* _Problem requirements_
Please produce a character-exact copy of the listing that follows, omitting all images.

* _Data shown_
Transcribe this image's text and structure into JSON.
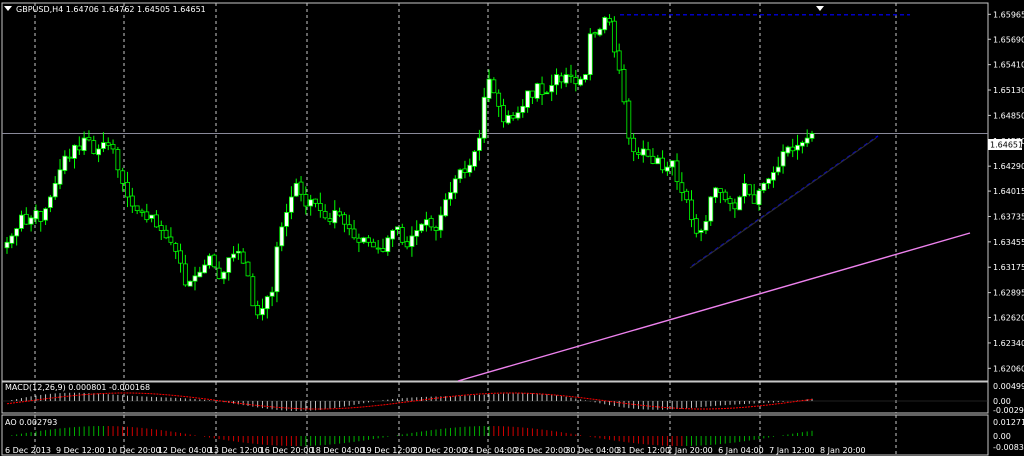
{
  "main_header": "GBPUSD,H4  1.64706 1.64762 1.64505 1.64651",
  "macd_header": "MACD(12,26,9) 0.000801 -0.000168",
  "ao_header": "AO 0.002793",
  "current_price_label": "1.64651",
  "colors": {
    "background": "#000000",
    "grid": "#c8c8c8",
    "frame": "#c8c8c8",
    "bull_candle": "#ffffff",
    "bear_candle": "#000000",
    "wick": "#00ff00",
    "price_line": "#8a8a9a",
    "trend_blue": "#0000c8",
    "trend_magenta": "#ee82ee",
    "macd_histogram": "#c0c0c0",
    "macd_signal": "#ff0000",
    "ao_up": "#00b000",
    "ao_down": "#d00000"
  },
  "chart_data": {
    "type": "candlestick",
    "symbol": "GBPUSD",
    "timeframe": "H4",
    "ohlc_last": {
      "open": 1.64706,
      "high": 1.64762,
      "low": 1.64505,
      "close": 1.64651
    },
    "y_ticks": [
      "1.65965",
      "1.65690",
      "1.65410",
      "1.65130",
      "1.64850",
      "1.64570",
      "1.64290",
      "1.64015",
      "1.63735",
      "1.63455",
      "1.63175",
      "1.62895",
      "1.62620",
      "1.62340",
      "1.62060"
    ],
    "ylim": [
      1.6192,
      1.6609
    ],
    "x_labels": [
      "6 Dec 2013",
      "9 Dec 12:00",
      "10 Dec 20:00",
      "12 Dec 04:00",
      "13 Dec 12:00",
      "16 Dec 20:00",
      "18 Dec 04:00",
      "19 Dec 12:00",
      "20 Dec 20:00",
      "24 Dec 04:00",
      "26 Dec 20:00",
      "30 Dec 04:00",
      "31 Dec 12:00",
      "2 Jan 20:00",
      "6 Jan 04:00",
      "7 Jan 12:00",
      "8 Jan 20:00"
    ],
    "trendlines": [
      {
        "color": "blue",
        "style": "dashed",
        "from": [
          1.6596,
          1.6596
        ],
        "to": "horizontal"
      },
      {
        "color": "blue",
        "style": "dashed",
        "rising": true
      },
      {
        "color": "magenta",
        "style": "solid",
        "rising": true
      }
    ],
    "closes": [
      1.6345,
      1.6352,
      1.636,
      1.6375,
      1.6365,
      1.6372,
      1.638,
      1.6368,
      1.6382,
      1.6395,
      1.641,
      1.6425,
      1.644,
      1.6438,
      1.6452,
      1.6447,
      1.646,
      1.6458,
      1.6443,
      1.6448,
      1.6455,
      1.6452,
      1.6448,
      1.6425,
      1.641,
      1.6395,
      1.6385,
      1.638,
      1.6378,
      1.637,
      1.6375,
      1.6362,
      1.6358,
      1.635,
      1.6345,
      1.6335,
      1.6322,
      1.6298,
      1.6302,
      1.6308,
      1.6312,
      1.632,
      1.633,
      1.6318,
      1.6305,
      1.6312,
      1.6328,
      1.6332,
      1.6335,
      1.6322,
      1.6308,
      1.6275,
      1.6265,
      1.6272,
      1.6285,
      1.629,
      1.634,
      1.6362,
      1.6378,
      1.6395,
      1.641,
      1.6398,
      1.6385,
      1.6392,
      1.6388,
      1.638,
      1.6372,
      1.6368,
      1.638,
      1.6375,
      1.6365,
      1.636,
      1.635,
      1.6345,
      1.635,
      1.6345,
      1.634,
      1.6338,
      1.6335,
      1.635,
      1.6358,
      1.6362,
      1.6345,
      1.634,
      1.6352,
      1.6358,
      1.6365,
      1.637,
      1.6362,
      1.6358,
      1.6375,
      1.6392,
      1.64,
      1.6415,
      1.6425,
      1.6422,
      1.643,
      1.6445,
      1.646,
      1.6505,
      1.6525,
      1.651,
      1.6495,
      1.6478,
      1.6485,
      1.6482,
      1.6488,
      1.6495,
      1.6512,
      1.6505,
      1.652,
      1.6508,
      1.651,
      1.6518,
      1.653,
      1.6522,
      1.653,
      1.6528,
      1.652,
      1.6525,
      1.653,
      1.6575,
      1.6575,
      1.658,
      1.6593,
      1.6588,
      1.6555,
      1.6535,
      1.65,
      1.646,
      1.6445,
      1.6442,
      1.6448,
      1.644,
      1.6432,
      1.6438,
      1.6425,
      1.6428,
      1.6435,
      1.6412,
      1.64,
      1.6392,
      1.637,
      1.6355,
      1.6358,
      1.6368,
      1.6395,
      1.6405,
      1.64,
      1.6392,
      1.6388,
      1.6382,
      1.6395,
      1.641,
      1.6398,
      1.6388,
      1.6402,
      1.641,
      1.6415,
      1.6422,
      1.6428,
      1.6445,
      1.645,
      1.6446,
      1.6452,
      1.6455,
      1.646,
      1.6465
    ],
    "macd": {
      "name": "MACD(12,26,9)",
      "values_text": "0.000801 -0.000168",
      "ticks": [
        "0.004992",
        "0.00",
        "-0.002942"
      ]
    },
    "ao": {
      "name": "AO",
      "value_text": "0.002793",
      "ticks": [
        "0.012711",
        "0.00",
        "-0.00838"
      ]
    }
  }
}
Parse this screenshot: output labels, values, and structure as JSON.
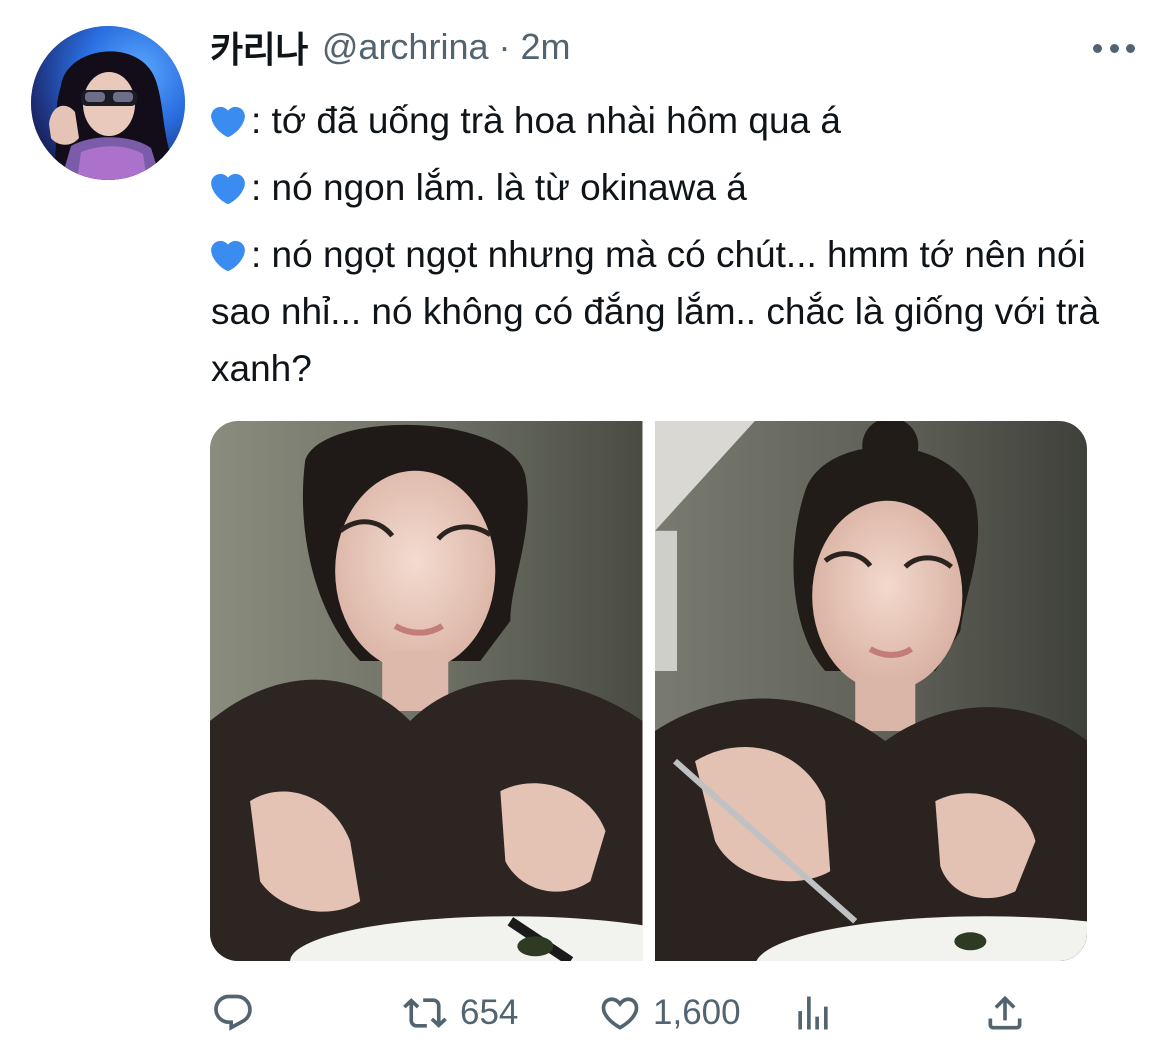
{
  "tweet": {
    "display_name": "카리나",
    "handle": "@archrina",
    "separator": "·",
    "time": "2m",
    "lines": [
      ": tớ đã uống trà hoa nhài hôm qua á",
      ": nó ngon lắm. là từ okinawa á",
      ": nó ngọt ngọt nhưng mà có chút... hmm tớ nên nói sao nhỉ... nó không có đắng lắm.. chắc là giống với trà xanh?"
    ],
    "line_emoji": "blue-heart-icon",
    "media": [
      {
        "name": "photo-1"
      },
      {
        "name": "photo-2"
      }
    ]
  },
  "actions": {
    "reply_icon": "reply-icon",
    "retweet_icon": "retweet-icon",
    "retweet_count": "654",
    "like_icon": "like-icon",
    "like_count": "1,600",
    "analytics_icon": "analytics-icon",
    "share_icon": "share-icon"
  },
  "colors": {
    "text": "#0f1419",
    "secondary": "#536471",
    "heart": "#3b8cf0"
  }
}
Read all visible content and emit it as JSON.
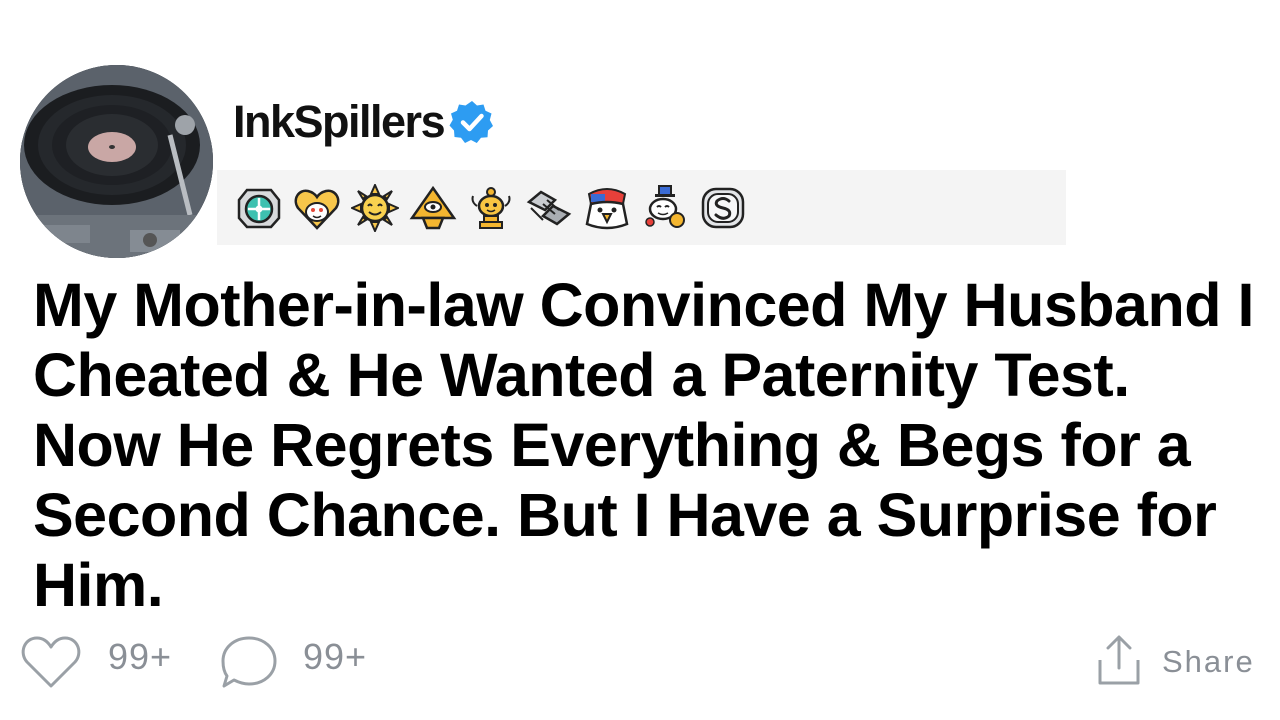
{
  "author": {
    "username": "InkSpillers",
    "verified": true,
    "avatar": "turntable-record-avatar"
  },
  "awards": [
    {
      "icon": "compass-badge-award-icon"
    },
    {
      "icon": "heart-snoo-award-icon"
    },
    {
      "icon": "sun-face-award-icon"
    },
    {
      "icon": "pyramid-eye-award-icon"
    },
    {
      "icon": "gold-trophy-snoo-award-icon"
    },
    {
      "icon": "handshake-award-icon"
    },
    {
      "icon": "eagle-award-icon"
    },
    {
      "icon": "snoo-party-award-icon"
    },
    {
      "icon": "silver-coin-award-icon"
    }
  ],
  "post": {
    "title": "My Mother-in-law Convinced My Husband I Cheated & He Wanted a Paternity Test. Now He Regrets Everything & Begs for a Second Chance. But I Have a Surprise for Him."
  },
  "actions": {
    "likes_count": "99+",
    "comments_count": "99+",
    "share_label": "Share"
  },
  "colors": {
    "verified": "#2d9cf2",
    "muted_text": "#8a8f96",
    "awards_bg": "#f4f4f4"
  }
}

* _Exercise output_
Transcribe this image's text and structure into JSON.
{
  "main_header": "GBPUSD,H4  1.64706 1.64762 1.64505 1.64651",
  "macd_header": "MACD(12,26,9) 0.000801 -0.000168",
  "ao_header": "AO 0.002793",
  "current_price_label": "1.64651",
  "colors": {
    "background": "#000000",
    "grid": "#c8c8c8",
    "frame": "#c8c8c8",
    "bull_candle": "#ffffff",
    "bear_candle": "#000000",
    "wick": "#00ff00",
    "price_line": "#8a8a9a",
    "trend_blue": "#0000c8",
    "trend_magenta": "#ee82ee",
    "macd_histogram": "#c0c0c0",
    "macd_signal": "#ff0000",
    "ao_up": "#00b000",
    "ao_down": "#d00000"
  },
  "chart_data": {
    "type": "candlestick",
    "symbol": "GBPUSD",
    "timeframe": "H4",
    "ohlc_last": {
      "open": 1.64706,
      "high": 1.64762,
      "low": 1.64505,
      "close": 1.64651
    },
    "y_ticks": [
      "1.65965",
      "1.65690",
      "1.65410",
      "1.65130",
      "1.64850",
      "1.64570",
      "1.64290",
      "1.64015",
      "1.63735",
      "1.63455",
      "1.63175",
      "1.62895",
      "1.62620",
      "1.62340",
      "1.62060"
    ],
    "ylim": [
      1.6192,
      1.6609
    ],
    "x_labels": [
      "6 Dec 2013",
      "9 Dec 12:00",
      "10 Dec 20:00",
      "12 Dec 04:00",
      "13 Dec 12:00",
      "16 Dec 20:00",
      "18 Dec 04:00",
      "19 Dec 12:00",
      "20 Dec 20:00",
      "24 Dec 04:00",
      "26 Dec 20:00",
      "30 Dec 04:00",
      "31 Dec 12:00",
      "2 Jan 20:00",
      "6 Jan 04:00",
      "7 Jan 12:00",
      "8 Jan 20:00"
    ],
    "trendlines": [
      {
        "color": "blue",
        "style": "dashed",
        "from": [
          1.6596,
          1.6596
        ],
        "to": "horizontal"
      },
      {
        "color": "blue",
        "style": "dashed",
        "rising": true
      },
      {
        "color": "magenta",
        "style": "solid",
        "rising": true
      }
    ],
    "closes": [
      1.6345,
      1.6352,
      1.636,
      1.6375,
      1.6365,
      1.6372,
      1.638,
      1.6368,
      1.6382,
      1.6395,
      1.641,
      1.6425,
      1.644,
      1.6438,
      1.6452,
      1.6447,
      1.646,
      1.6458,
      1.6443,
      1.6448,
      1.6455,
      1.6452,
      1.6448,
      1.6425,
      1.641,
      1.6395,
      1.6385,
      1.638,
      1.6378,
      1.637,
      1.6375,
      1.6362,
      1.6358,
      1.635,
      1.6345,
      1.6335,
      1.6322,
      1.6298,
      1.6302,
      1.6308,
      1.6312,
      1.632,
      1.633,
      1.6318,
      1.6305,
      1.6312,
      1.6328,
      1.6332,
      1.6335,
      1.6322,
      1.6308,
      1.6275,
      1.6265,
      1.6272,
      1.6285,
      1.629,
      1.634,
      1.6362,
      1.6378,
      1.6395,
      1.641,
      1.6398,
      1.6385,
      1.6392,
      1.6388,
      1.638,
      1.6372,
      1.6368,
      1.638,
      1.6375,
      1.6365,
      1.636,
      1.635,
      1.6345,
      1.635,
      1.6345,
      1.634,
      1.6338,
      1.6335,
      1.635,
      1.6358,
      1.6362,
      1.6345,
      1.634,
      1.6352,
      1.6358,
      1.6365,
      1.637,
      1.6362,
      1.6358,
      1.6375,
      1.6392,
      1.64,
      1.6415,
      1.6425,
      1.6422,
      1.643,
      1.6445,
      1.646,
      1.6505,
      1.6525,
      1.651,
      1.6495,
      1.6478,
      1.6485,
      1.6482,
      1.6488,
      1.6495,
      1.6512,
      1.6505,
      1.652,
      1.6508,
      1.651,
      1.6518,
      1.653,
      1.6522,
      1.653,
      1.6528,
      1.652,
      1.6525,
      1.653,
      1.6575,
      1.6575,
      1.658,
      1.6593,
      1.6588,
      1.6555,
      1.6535,
      1.65,
      1.646,
      1.6445,
      1.6442,
      1.6448,
      1.644,
      1.6432,
      1.6438,
      1.6425,
      1.6428,
      1.6435,
      1.6412,
      1.64,
      1.6392,
      1.637,
      1.6355,
      1.6358,
      1.6368,
      1.6395,
      1.6405,
      1.64,
      1.6392,
      1.6388,
      1.6382,
      1.6395,
      1.641,
      1.6398,
      1.6388,
      1.6402,
      1.641,
      1.6415,
      1.6422,
      1.6428,
      1.6445,
      1.645,
      1.6446,
      1.6452,
      1.6455,
      1.646,
      1.6465
    ],
    "macd": {
      "name": "MACD(12,26,9)",
      "values_text": "0.000801 -0.000168",
      "ticks": [
        "0.004992",
        "0.00",
        "-0.002942"
      ]
    },
    "ao": {
      "name": "AO",
      "value_text": "0.002793",
      "ticks": [
        "0.012711",
        "0.00",
        "-0.00838"
      ]
    }
  }
}
Parse this screenshot: output labels, values, and structure as JSON.
{
  "tweet": {
    "display_name": "카리나",
    "handle": "@archrina",
    "separator": "·",
    "time": "2m",
    "lines": [
      ": tớ đã uống trà hoa nhài hôm qua á",
      ": nó ngon lắm. là từ okinawa á",
      ": nó ngọt ngọt nhưng mà có chút... hmm tớ nên nói sao nhỉ... nó không có đắng lắm.. chắc là giống với trà xanh?"
    ],
    "line_emoji": "blue-heart-icon",
    "media": [
      {
        "name": "photo-1"
      },
      {
        "name": "photo-2"
      }
    ]
  },
  "actions": {
    "reply_icon": "reply-icon",
    "retweet_icon": "retweet-icon",
    "retweet_count": "654",
    "like_icon": "like-icon",
    "like_count": "1,600",
    "analytics_icon": "analytics-icon",
    "share_icon": "share-icon"
  },
  "colors": {
    "text": "#0f1419",
    "secondary": "#536471",
    "heart": "#3b8cf0"
  }
}
Read all visible content and emit it as JSON.
{
  "author": {
    "username": "InkSpillers",
    "verified": true,
    "avatar": "turntable-record-avatar"
  },
  "awards": [
    {
      "icon": "compass-badge-award-icon"
    },
    {
      "icon": "heart-snoo-award-icon"
    },
    {
      "icon": "sun-face-award-icon"
    },
    {
      "icon": "pyramid-eye-award-icon"
    },
    {
      "icon": "gold-trophy-snoo-award-icon"
    },
    {
      "icon": "handshake-award-icon"
    },
    {
      "icon": "eagle-award-icon"
    },
    {
      "icon": "snoo-party-award-icon"
    },
    {
      "icon": "silver-coin-award-icon"
    }
  ],
  "post": {
    "title": "My Mother-in-law Convinced My Husband I Cheated & He Wanted a Paternity Test. Now He Regrets Everything & Begs for a Second Chance. But I Have a Surprise for Him."
  },
  "actions": {
    "likes_count": "99+",
    "comments_count": "99+",
    "share_label": "Share"
  },
  "colors": {
    "verified": "#2d9cf2",
    "muted_text": "#8a8f96",
    "awards_bg": "#f4f4f4"
  }
}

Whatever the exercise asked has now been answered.